A toolkit for appropriate use of urinary catheters in hospitals.
This toolkit was created to support the implementation of interventions designed to reduce unnecessary urinary catheters in your hospital. It can be used by physician groups, clinical services or organizations to help achieve significant reductions in overuse of urinary catheters. To achieve the desired results, however, the appropriate intervention should be selected to match the problem at your institution.
By using the interventions mentioned in this toolkit Sunnybrook Health Sciences Centre, Toronto, was able to reduce the use of catheters in their medical wards by 50%, sustained beyond 1-year without any adverse effects.
Jerome Leis, MD, MSc, FRCPC
Division of Infectious Diseases, Sunnybrook Health Sciences Centre Assistant Professor, University of Toronto
Christine Soong, MD, MSc, CCFP
Division of General Internal Medicine, Sinai Health System Assistant Professor, University of Toronto

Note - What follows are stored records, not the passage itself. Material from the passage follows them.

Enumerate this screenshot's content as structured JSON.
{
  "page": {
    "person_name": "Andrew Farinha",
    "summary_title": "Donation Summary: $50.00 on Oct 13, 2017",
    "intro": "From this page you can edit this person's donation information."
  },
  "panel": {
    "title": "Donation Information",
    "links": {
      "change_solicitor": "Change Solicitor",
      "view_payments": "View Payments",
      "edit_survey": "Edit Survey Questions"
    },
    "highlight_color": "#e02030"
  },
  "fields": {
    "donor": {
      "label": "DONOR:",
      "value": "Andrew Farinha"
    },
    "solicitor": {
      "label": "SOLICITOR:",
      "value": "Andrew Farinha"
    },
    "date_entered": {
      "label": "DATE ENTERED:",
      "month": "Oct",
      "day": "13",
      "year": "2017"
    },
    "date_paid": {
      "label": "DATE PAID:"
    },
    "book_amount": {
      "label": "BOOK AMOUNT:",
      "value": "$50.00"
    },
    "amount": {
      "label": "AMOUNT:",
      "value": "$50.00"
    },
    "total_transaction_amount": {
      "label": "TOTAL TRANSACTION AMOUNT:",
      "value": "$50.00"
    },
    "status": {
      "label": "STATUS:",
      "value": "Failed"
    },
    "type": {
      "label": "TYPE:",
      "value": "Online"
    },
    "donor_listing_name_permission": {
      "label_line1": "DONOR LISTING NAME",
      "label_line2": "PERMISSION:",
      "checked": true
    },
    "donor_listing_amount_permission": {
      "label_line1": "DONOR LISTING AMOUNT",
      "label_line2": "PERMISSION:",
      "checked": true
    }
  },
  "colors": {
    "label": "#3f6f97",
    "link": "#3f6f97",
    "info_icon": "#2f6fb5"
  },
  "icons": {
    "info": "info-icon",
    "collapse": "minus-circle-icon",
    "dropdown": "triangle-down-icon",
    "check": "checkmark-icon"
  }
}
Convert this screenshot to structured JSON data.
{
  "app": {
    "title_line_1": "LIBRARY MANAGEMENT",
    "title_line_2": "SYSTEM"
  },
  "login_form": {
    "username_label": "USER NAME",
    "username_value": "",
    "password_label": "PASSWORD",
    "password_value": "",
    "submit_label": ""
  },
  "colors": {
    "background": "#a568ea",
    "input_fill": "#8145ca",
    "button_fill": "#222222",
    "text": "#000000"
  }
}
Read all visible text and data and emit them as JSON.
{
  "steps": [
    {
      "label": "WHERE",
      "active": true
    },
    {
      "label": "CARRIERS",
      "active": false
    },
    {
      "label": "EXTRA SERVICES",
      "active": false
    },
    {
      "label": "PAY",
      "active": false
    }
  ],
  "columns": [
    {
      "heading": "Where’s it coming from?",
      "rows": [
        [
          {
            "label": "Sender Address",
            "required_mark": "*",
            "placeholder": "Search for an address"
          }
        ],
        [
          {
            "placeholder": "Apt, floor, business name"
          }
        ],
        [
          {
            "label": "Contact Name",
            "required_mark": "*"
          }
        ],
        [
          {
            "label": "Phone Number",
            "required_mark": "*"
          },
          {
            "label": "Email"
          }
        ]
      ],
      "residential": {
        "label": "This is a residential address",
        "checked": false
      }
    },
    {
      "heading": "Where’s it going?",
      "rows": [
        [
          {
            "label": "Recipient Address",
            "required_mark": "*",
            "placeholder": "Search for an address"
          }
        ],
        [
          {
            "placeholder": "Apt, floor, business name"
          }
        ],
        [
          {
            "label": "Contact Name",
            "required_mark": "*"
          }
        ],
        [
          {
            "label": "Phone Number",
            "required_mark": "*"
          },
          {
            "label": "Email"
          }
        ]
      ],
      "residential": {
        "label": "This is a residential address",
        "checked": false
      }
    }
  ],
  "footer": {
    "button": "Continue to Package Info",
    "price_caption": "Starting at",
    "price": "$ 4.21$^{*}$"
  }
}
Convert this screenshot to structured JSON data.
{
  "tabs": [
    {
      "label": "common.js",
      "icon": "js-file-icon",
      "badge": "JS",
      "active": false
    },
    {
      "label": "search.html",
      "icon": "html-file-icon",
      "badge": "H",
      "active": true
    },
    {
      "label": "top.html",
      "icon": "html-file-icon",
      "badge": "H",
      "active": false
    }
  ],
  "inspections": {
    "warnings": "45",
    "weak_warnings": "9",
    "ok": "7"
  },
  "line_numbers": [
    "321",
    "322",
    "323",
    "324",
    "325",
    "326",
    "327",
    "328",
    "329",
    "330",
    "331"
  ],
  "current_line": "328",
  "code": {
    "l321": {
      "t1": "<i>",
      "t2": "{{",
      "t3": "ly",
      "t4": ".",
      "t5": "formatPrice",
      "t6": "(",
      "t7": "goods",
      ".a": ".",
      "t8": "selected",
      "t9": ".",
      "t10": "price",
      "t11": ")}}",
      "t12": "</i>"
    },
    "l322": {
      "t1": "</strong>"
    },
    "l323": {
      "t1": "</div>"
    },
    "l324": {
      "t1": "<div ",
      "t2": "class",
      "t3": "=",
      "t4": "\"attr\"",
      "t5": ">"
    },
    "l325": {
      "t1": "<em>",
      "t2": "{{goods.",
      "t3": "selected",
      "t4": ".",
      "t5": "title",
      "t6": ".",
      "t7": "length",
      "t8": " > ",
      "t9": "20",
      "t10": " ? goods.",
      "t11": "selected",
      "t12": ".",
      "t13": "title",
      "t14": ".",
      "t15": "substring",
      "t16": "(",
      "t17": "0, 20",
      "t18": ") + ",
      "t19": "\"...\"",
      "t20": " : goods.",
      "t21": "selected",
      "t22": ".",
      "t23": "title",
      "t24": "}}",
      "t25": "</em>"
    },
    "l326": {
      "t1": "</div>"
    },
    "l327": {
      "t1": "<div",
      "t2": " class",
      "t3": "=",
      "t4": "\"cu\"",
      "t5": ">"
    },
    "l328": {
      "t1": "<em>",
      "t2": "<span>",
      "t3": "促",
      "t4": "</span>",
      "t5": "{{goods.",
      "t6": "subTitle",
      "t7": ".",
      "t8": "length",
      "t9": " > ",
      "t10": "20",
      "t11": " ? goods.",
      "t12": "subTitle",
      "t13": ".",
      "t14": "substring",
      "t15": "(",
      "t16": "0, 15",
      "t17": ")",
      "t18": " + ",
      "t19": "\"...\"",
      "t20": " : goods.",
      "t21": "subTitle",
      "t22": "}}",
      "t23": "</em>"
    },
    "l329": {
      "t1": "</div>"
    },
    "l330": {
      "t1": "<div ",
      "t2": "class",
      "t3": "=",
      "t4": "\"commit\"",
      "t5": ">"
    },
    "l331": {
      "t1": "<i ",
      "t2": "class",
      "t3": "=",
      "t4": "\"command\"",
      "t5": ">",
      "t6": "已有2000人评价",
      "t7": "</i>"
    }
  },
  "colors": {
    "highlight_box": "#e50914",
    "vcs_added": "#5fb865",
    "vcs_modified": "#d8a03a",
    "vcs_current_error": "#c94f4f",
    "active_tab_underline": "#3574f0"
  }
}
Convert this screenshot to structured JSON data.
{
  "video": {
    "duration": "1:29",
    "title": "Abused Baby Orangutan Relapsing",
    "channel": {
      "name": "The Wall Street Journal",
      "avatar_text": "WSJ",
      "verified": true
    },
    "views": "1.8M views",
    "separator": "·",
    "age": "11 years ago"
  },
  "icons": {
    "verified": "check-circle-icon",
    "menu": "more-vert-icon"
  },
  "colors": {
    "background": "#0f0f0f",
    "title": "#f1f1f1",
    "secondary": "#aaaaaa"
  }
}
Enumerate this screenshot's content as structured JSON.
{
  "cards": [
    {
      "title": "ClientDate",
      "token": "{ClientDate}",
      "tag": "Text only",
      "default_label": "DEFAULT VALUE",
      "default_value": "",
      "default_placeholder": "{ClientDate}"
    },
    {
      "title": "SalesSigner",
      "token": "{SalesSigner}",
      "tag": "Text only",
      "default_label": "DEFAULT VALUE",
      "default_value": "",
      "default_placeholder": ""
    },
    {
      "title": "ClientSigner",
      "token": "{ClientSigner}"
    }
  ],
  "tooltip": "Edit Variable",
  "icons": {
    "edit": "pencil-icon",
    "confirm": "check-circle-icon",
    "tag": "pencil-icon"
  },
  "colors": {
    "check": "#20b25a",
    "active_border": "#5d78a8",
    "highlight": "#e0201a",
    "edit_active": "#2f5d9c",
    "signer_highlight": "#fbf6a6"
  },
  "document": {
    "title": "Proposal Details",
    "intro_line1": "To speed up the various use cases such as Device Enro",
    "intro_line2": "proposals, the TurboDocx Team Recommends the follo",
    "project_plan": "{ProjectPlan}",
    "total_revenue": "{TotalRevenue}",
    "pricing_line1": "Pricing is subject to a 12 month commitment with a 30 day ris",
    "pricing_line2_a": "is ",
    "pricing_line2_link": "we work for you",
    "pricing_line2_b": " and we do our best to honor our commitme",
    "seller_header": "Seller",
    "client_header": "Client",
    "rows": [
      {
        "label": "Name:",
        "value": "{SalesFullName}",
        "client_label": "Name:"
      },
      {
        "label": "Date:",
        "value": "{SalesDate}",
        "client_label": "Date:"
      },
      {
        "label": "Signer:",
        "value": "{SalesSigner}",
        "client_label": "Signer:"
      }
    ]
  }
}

In order to select the most appropriate intervention, it is important to understand what is the main driver of inappropriate urinary catheter utilization in your context. The two most common reasons for urinary catheter overuse are: inappropriate insertion, or those being left in place longer than necessary. These problems are most commonly described among medical inpatients, surgical patients and the emergency department.
Based on the experience in your institution, if the problem is:
A. Urinary catheters being left in place longer than necessary among inpatients, select module #1
B. Inappropriate insertion of urinary catheters among surgical patients, select module #2
C. Inappropriate insertion of urinary catheters in the emergency department, select module #3
D. I am not sure and I would like to access all 3 modules.